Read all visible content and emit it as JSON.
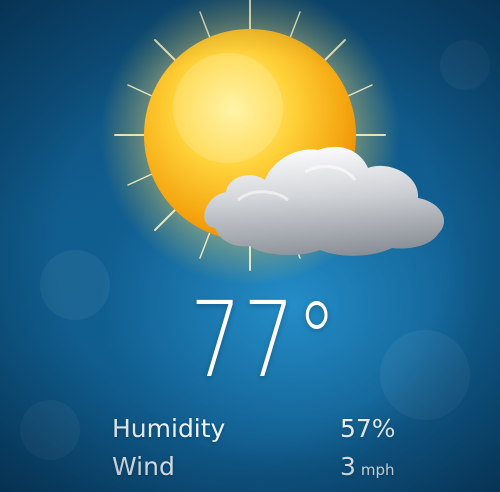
{
  "weather": {
    "condition_icon": "partly-sunny-icon",
    "temperature": "77°",
    "details": [
      {
        "label": "Humidity",
        "value": "57%",
        "unit": ""
      },
      {
        "label": "Wind",
        "value": "3",
        "unit": "mph"
      }
    ]
  },
  "colors": {
    "background": "#0f5b8b",
    "sun": "#ffc21a",
    "cloud": "#c8ccd3",
    "text": "#ffffff"
  }
}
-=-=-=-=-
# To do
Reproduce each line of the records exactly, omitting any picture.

# Response
Read all visible content and emit it as JSON.
{
  "weather": {
    "condition_icon": "partly-sunny-icon",
    "temperature": "77°",
    "details": [
      {
        "label": "Humidity",
        "value": "57%",
        "unit": ""
      },
      {
        "label": "Wind",
        "value": "3",
        "unit": "mph"
      }
    ]
  },
  "colors": {
    "background": "#0f5b8b",
    "sun": "#ffc21a",
    "cloud": "#c8ccd3",
    "text": "#ffffff"
  }
}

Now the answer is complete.